Something I've seen a number of times is the repetitive use of one styling. If you think of everything you do in dancing as talking then repeating yourself all the time is like telling the same joke over and over again. At some point that joke just isn't funny anymore. 
If you can listen to the music, try to get new things out of it or watch yourself and when you find yourself repeating the same things be open minded, look at other dancers, change the way you used to dance moves!

The above addresses only the situation of two people interacting, specifically the couple that is dancing together. But hey, I'm sure you've had conversations with more than two people involved. Having more than two people can be difficult in dancing simply because it's unusual and seldomly taught. These conversations are usable as well as totally in accord with the above. 
Stealing is one of those situations. Assume you have one follower and two leaders. Yes, it's very likely that the leaders will communicate a lot trying to find even smoother ways of stealing the follower which doesn't mean nobody is paying attention to the follower any more. It is a different way. The follower is now the topic of the dance and thus has quite a lot of influence on the conversation. You can make it easy to be stolen or hard or.... It's a new situation, a new playground!
Another situation with more people involved can include competitions, when the other people involved might not even be dancing. Stay open-minded on conversations with more than two people.
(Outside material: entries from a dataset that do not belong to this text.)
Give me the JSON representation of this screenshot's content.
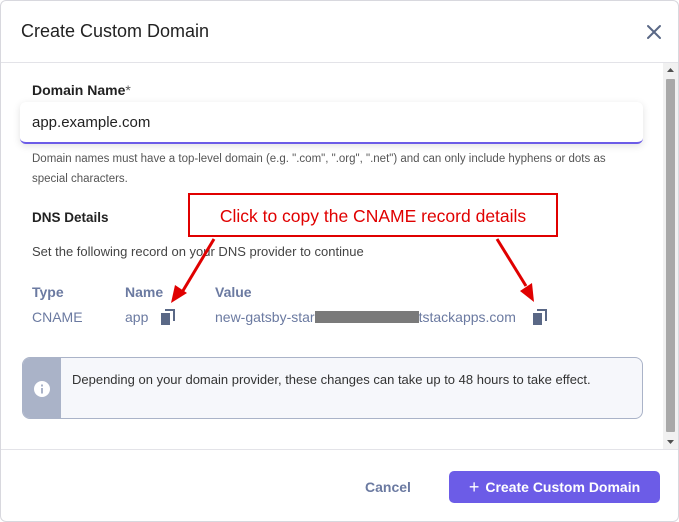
{
  "dialog": {
    "title": "Create Custom Domain",
    "close_icon": "close-icon"
  },
  "domain": {
    "label": "Domain Name",
    "required_mark": "*",
    "value": "app.example.com",
    "help": "Domain names must have a top-level domain (e.g. \".com\", \".org\", \".net\") and can only include hyphens or dots as special characters."
  },
  "dns": {
    "title": "DNS Details",
    "instructions": "Set the following record on your DNS provider to continue",
    "columns": {
      "type": "Type",
      "name": "Name",
      "value": "Value"
    },
    "record": {
      "type": "CNAME",
      "name": "app",
      "value_start": "new-gatsby-star",
      "value_end": "tstackapps.com"
    }
  },
  "info": {
    "text": "Depending on your domain provider, these changes can take up to 48 hours to take effect."
  },
  "footer": {
    "cancel_label": "Cancel",
    "create_label": "Create Custom Domain"
  },
  "annotation": {
    "text": "Click to copy the CNAME record details"
  },
  "colors": {
    "accent": "#6c5ce7",
    "muted_text": "#6b7aa1",
    "annotation_red": "#e00000"
  }
}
They can be fun!

One last parallel, probably the one which will draw most disagreement: If you are asked for a dance it is often considered impolite to refuse. But looking at the metaphor of conversation, I do think there is at least one good reason for declining a dance. Sometimes you get asked by someone with whom you just have nothing to talk about. It happens. That conversation would turn out to be very one-sided or pure small-talk and therefore very unsatisfying. To turn down such a dance is in my opinion totally acceptable.

Feel free to pick those parallels that fit for you. I'm very interested in your views and feedback.